+++ Dataset

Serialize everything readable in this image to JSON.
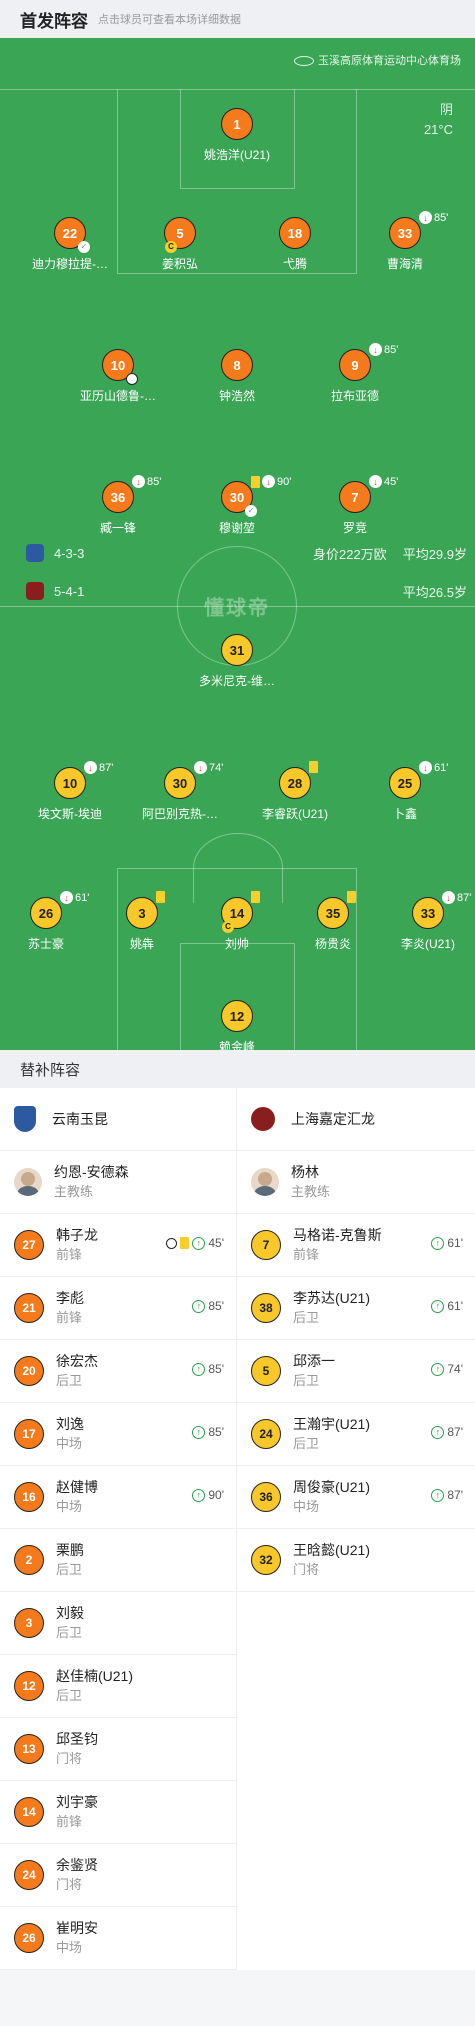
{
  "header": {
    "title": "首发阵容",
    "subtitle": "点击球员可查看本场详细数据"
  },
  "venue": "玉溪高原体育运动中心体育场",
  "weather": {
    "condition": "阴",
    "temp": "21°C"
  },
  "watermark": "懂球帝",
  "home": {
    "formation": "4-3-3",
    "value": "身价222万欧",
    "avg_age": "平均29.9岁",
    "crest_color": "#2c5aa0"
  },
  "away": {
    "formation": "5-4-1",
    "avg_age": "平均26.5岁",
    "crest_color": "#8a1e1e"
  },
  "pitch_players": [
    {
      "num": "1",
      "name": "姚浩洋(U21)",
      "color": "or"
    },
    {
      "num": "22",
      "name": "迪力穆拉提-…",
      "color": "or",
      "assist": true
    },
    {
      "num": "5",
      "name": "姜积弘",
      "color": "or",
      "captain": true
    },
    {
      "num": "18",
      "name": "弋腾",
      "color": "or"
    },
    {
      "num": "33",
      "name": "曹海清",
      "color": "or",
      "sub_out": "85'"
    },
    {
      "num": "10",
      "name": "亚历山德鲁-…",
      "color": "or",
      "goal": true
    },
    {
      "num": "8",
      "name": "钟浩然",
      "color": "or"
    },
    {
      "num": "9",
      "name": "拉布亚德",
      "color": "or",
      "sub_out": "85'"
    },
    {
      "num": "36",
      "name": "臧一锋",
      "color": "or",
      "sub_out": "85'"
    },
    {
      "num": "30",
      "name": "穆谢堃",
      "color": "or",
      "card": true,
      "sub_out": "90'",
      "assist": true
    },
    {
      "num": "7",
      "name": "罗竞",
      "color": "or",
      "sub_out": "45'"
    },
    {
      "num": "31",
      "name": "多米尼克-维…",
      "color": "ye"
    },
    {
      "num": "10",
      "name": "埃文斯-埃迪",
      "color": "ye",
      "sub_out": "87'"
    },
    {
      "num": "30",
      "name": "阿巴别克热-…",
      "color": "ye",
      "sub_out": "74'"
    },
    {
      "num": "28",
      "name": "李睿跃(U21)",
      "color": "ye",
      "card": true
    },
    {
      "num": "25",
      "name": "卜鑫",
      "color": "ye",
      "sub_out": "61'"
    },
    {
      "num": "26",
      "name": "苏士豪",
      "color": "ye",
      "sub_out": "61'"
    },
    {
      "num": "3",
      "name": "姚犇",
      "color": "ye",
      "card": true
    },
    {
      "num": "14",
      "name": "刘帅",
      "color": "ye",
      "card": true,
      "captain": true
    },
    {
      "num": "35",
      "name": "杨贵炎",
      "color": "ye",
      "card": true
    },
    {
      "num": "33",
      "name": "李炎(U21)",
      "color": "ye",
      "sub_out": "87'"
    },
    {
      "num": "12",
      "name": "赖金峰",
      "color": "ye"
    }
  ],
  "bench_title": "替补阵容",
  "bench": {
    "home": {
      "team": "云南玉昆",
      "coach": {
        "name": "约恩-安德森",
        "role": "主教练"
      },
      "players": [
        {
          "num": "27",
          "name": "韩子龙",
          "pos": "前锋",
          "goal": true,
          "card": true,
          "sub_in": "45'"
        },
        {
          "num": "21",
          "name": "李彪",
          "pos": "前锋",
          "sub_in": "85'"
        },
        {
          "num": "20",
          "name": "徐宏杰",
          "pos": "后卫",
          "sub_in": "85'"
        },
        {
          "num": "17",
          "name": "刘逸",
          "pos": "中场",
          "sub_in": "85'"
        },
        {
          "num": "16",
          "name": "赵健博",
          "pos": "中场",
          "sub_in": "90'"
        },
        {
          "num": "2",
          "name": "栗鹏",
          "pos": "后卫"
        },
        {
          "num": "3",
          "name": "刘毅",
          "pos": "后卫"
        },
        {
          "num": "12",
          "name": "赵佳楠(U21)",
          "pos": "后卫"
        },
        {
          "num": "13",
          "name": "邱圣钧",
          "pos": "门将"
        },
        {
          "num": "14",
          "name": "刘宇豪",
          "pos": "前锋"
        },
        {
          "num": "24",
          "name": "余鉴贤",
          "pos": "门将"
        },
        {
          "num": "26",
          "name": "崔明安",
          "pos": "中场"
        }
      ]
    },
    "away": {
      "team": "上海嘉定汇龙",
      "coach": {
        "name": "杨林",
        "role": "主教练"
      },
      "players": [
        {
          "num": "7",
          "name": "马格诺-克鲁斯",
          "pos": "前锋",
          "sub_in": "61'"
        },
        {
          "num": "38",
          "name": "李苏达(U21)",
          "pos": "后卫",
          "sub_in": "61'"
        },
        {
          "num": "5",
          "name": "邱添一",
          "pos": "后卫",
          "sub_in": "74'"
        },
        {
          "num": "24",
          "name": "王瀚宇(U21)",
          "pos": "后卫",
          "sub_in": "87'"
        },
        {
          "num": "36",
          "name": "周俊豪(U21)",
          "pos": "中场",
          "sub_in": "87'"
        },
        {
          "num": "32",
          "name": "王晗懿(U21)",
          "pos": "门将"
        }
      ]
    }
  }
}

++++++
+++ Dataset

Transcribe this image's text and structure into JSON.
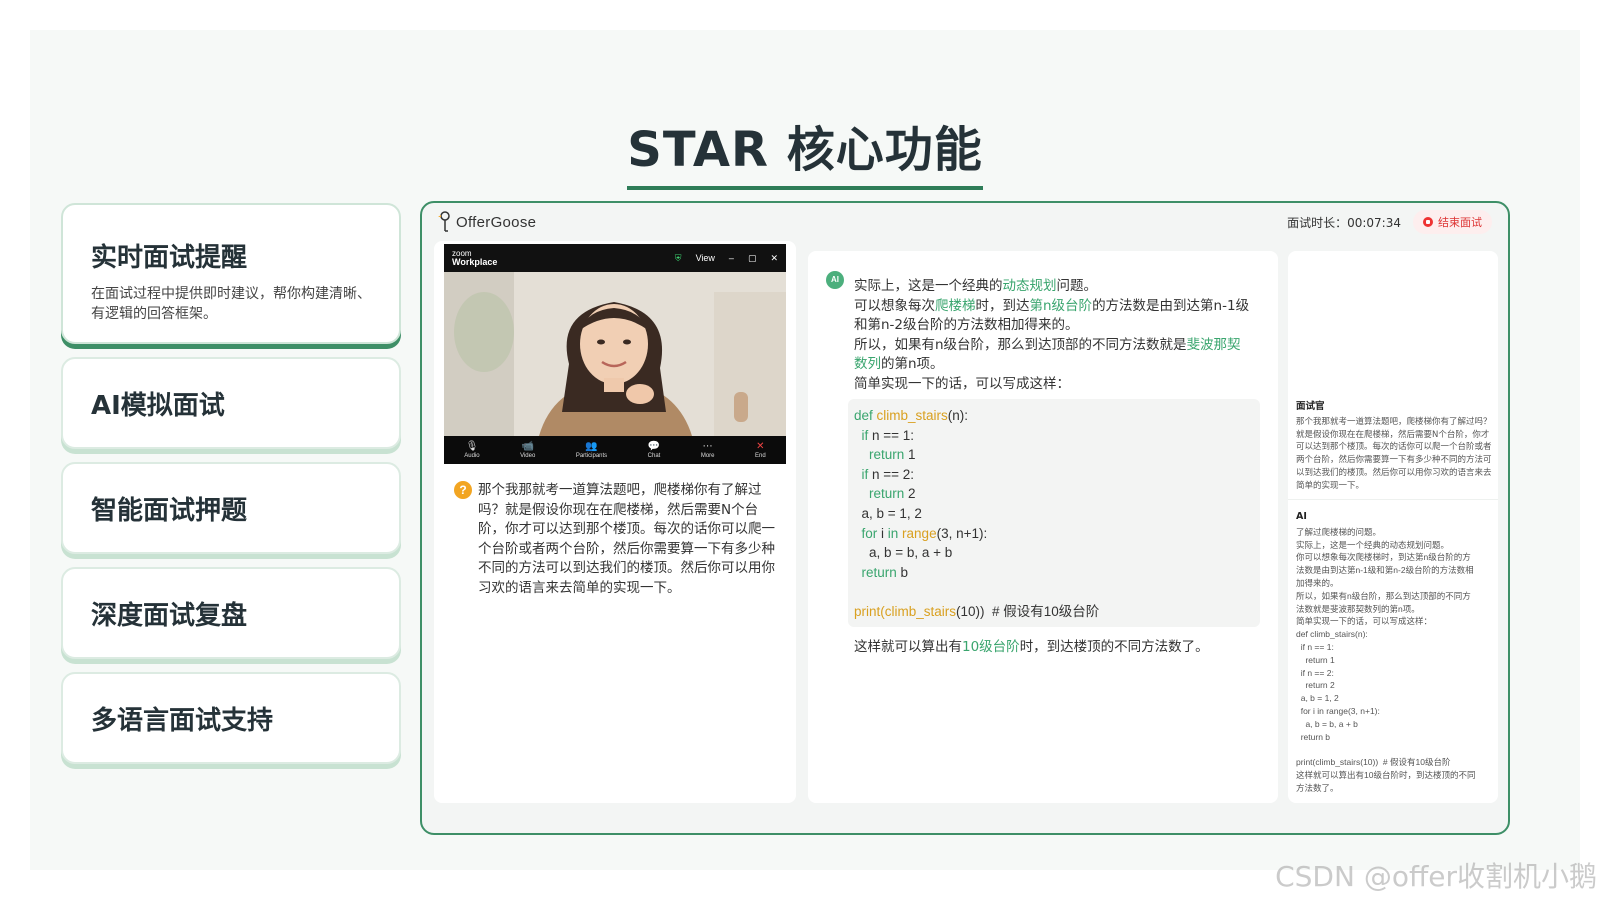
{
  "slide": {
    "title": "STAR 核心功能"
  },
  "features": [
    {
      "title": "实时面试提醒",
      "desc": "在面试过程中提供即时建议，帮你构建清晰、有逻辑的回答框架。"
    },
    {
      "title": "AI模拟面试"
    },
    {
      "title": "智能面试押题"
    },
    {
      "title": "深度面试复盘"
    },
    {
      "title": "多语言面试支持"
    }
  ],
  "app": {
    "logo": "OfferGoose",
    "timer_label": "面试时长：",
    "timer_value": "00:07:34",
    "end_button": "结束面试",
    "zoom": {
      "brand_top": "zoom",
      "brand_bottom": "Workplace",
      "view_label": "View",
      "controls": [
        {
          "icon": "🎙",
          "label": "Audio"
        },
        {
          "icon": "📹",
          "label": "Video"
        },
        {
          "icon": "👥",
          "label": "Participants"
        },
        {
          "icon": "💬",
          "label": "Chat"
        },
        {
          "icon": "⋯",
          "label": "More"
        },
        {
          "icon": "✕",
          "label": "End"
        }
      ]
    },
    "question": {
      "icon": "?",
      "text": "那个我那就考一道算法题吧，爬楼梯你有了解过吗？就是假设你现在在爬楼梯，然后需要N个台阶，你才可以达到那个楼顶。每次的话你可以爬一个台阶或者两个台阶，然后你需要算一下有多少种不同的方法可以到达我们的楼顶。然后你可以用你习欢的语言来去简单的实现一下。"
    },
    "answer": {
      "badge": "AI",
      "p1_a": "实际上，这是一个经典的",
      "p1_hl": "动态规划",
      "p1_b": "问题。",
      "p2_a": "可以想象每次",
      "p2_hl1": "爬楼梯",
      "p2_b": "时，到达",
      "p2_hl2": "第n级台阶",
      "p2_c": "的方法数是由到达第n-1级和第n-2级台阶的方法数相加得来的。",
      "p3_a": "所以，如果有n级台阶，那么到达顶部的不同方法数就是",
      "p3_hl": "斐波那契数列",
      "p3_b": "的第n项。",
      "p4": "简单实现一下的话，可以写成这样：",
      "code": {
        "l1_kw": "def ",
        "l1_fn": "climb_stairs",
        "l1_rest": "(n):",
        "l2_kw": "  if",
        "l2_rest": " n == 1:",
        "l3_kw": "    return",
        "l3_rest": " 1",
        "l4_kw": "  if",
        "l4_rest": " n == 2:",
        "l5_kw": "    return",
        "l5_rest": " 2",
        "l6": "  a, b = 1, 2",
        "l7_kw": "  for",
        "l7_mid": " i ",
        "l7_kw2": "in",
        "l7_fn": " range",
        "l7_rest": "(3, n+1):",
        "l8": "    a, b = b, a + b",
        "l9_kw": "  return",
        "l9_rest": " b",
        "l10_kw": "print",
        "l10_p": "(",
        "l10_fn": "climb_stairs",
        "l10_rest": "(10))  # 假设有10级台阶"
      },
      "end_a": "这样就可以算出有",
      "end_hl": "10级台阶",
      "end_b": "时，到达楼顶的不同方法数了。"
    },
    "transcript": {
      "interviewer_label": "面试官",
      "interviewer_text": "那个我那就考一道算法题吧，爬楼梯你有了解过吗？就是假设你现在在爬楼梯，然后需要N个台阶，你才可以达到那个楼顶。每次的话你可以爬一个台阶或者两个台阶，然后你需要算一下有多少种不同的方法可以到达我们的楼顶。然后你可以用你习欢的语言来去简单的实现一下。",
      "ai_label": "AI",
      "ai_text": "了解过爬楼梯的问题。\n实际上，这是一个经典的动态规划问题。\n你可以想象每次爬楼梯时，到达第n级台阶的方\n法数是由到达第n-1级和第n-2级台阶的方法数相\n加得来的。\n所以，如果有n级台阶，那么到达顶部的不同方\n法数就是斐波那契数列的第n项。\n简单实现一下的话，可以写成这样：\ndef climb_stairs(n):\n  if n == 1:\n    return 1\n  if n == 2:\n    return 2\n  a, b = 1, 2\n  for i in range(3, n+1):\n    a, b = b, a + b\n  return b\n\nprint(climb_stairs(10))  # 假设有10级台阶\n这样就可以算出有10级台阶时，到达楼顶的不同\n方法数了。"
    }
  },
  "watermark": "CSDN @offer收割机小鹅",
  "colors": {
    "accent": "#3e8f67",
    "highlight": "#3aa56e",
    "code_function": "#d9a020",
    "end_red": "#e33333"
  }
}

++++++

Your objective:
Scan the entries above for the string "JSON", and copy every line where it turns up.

Solution below:
Serialize everything readable in this image to JSON.
Transcribe this image's text and structure into JSON.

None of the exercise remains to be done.